1.25tsp for 250mL water @80C, steeped two minutes.
Dry leaf: bright green, long and pressed flat, some twigs. Very fragrant: grass and soybeans and even a hint of vanilla. Sweet.
Wet leaf: still a bright green.
Liquor: palest green, almost clear. Extremely fragrant for a green tea: first of vegetal, then of sweetness, almost grassiness. Some vegetal teas taste like briny broth and scallops to me. This one has a slight scalp note but none of that brothy taste. Potent leaves. Something sharp in the aroma, almost fruity: I can’t quite figure it out. The liquor is packed with flavour.
2tsp for 250mL water @90C, steeped 9 minutes. The packet recommends 2tsp for 1 cup of water, which seems like a lot to me, but with tisanes, things can get tricky. So I’ll follow the instructions. Packet also recommends a steep time of six to eight minutes. I got distracted and left it for 9.
Dry leaf: gorgeous dark roasted mate. I was delighted to see that, because the packet lists only “mate” as an ingredient. I was worried that green mate, so fresh and vibrant, couldn’t stand up to chai spices. Roasted can, I have no doubt. I love roasted mate, and it can be hard to find. Strong scent of ginger and cloves, which I love. Clove is an ingredient I don’t often encounter in chai blends. Stash uses it, and Stash was the first chai blend I ever tried, so now for me cloves need to be there. And ginger. I adore cloves and ginger. Cinnamon I can take or leave in a chai blend. This probably tells you I am an unsophisticated brute who knows nothing of chai.
Wet leaf: glossy dark roasted mate, but of clove and ginger showing.
Liquor: quite dark, though not as dark as a pu-ehr. Dark golden brown, as a Nigiri might give. Translucent: light passes through without interruption from down or fragments. Fragrant still with clove and ginger — and a bit of cardamom, which I also adore but can only take in small doses. Too much cardamom gives tisanes, teas and coffee a soapy mouthfeel. I also find too much cardamom hard on the stomach. Given how long I’ve steeped this, I’m a bit nervous.
Just on the edge of soap with the cardamom, and I blame myself. A shorter steep would solve that.
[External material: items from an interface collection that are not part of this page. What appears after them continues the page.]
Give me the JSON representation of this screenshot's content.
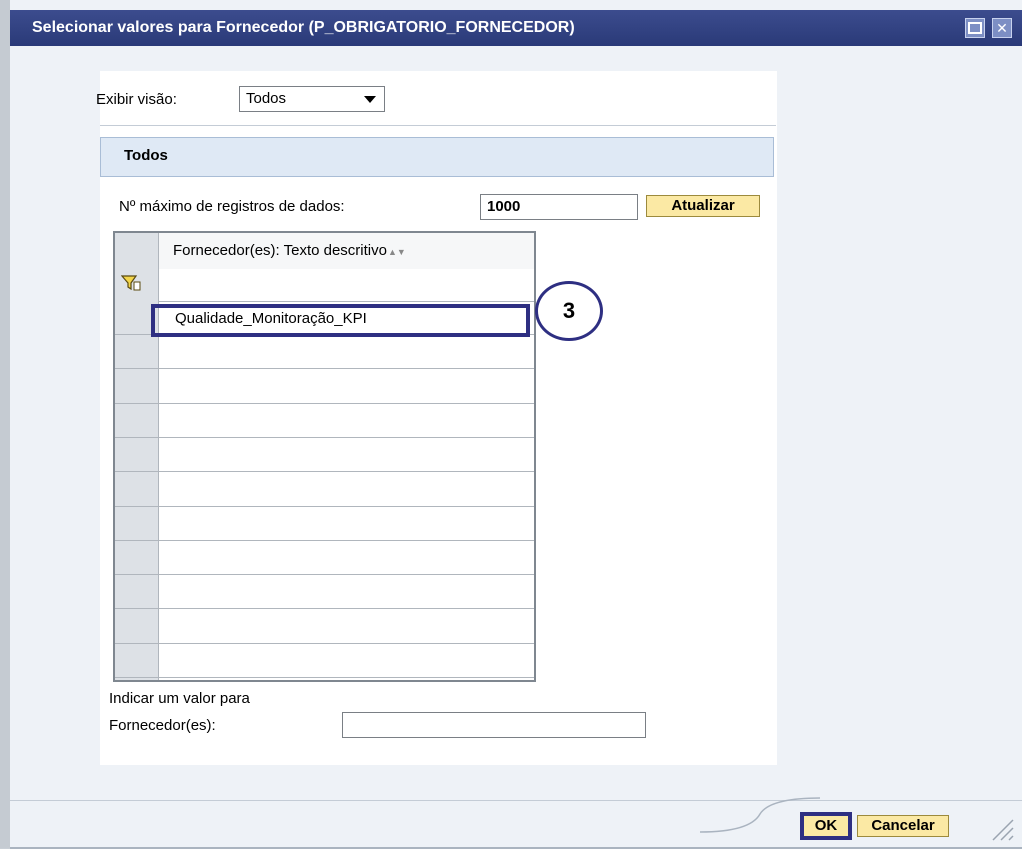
{
  "window": {
    "title": "Selecionar valores para Fornecedor (P_OBRIGATORIO_FORNECEDOR)",
    "maximize_icon": "maximize-icon",
    "close_icon": "close-icon"
  },
  "view": {
    "label": "Exibir visão:",
    "selected": "Todos"
  },
  "section": {
    "title": "Todos"
  },
  "max_records": {
    "label": "Nº máximo de registros de dados:",
    "value": "1000",
    "refresh_label": "Atualizar"
  },
  "grid": {
    "column_header": "Fornecedor(es): Texto descritivo",
    "sort_icon": "sort-icon",
    "filter_icon": "filter-icon",
    "rows": [
      "Qualidade_Monitoração_KPI",
      "",
      "",
      "",
      "",
      "",
      "",
      "",
      "",
      "",
      ""
    ]
  },
  "annotation": {
    "callout": "3"
  },
  "indicate": {
    "label_line1": "Indicar um valor para",
    "label_line2": "Fornecedor(es):",
    "value": ""
  },
  "footer": {
    "ok_label": "OK",
    "cancel_label": "Cancelar"
  },
  "colors": {
    "titlebar": "#2f3f7e",
    "accent_box": "#2e2f82",
    "button_yellow": "#fbe9a4",
    "section_header": "#dfe9f5"
  }
}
A very balanced blend. The roasted mate is all toasty and a bit earthy, a subtle touch of bitterness — which really works here. I don’t think it needs any sweetening, because the ginger and cinnamon sweeten things nicely at the end. The cloves add depth, and the pepper leaves a lingering bite that builds with each sip.
The mate lift kicks in fast, as it should. Not a smack to the head, but a definite boost. Very pleasant.
I really like it. Citizen Tea seem to have a good handle on blends. Watch the water temp and steep times on this beauty, and enjoy.
5g to 200mL water @95C, rinsed and brewed gongfu style in bone china
1st infusion 30 seconds
I have great respect for Master Zhang. I’ve learned so much about oolongs from his work. And today, I didn’t just learn something, I experienced it. The first sip felt musical; I heard singing.
I enjoy floral tieguanyins, This one has floral notes, plus some distant ginseng (and that ginseng zip on the tongue). I wish I had the vocabulary to better convey this tea, which is the most sublime and beautiful tea I’ve ever tasted.
I’m in awe.
1.25tsp for 300mL water @100C, steeped eight minutes.
Cola nut dominates the taste and scent of this pretty stimulant tisane. Next layer of flavour is guarana, cinnamon, and apple. I didn’t taste the yerba mate at all … but I can feel it, that and the guarana. A slow build to a potent energy boost. The honeybush and apple make a lovely combination that rounds out and balances the entire blend. Still, a strong scent of cola nut remains, even in another room where I had first steeped the tisane. So if you don’t like cola, this tisane likely won’t work for you. As for me, I like it far more than I expected to.
A pleasant stimulant tisane that has good depth of flavour — not always a given with tisanes — and delivers on the promise of an energy boost.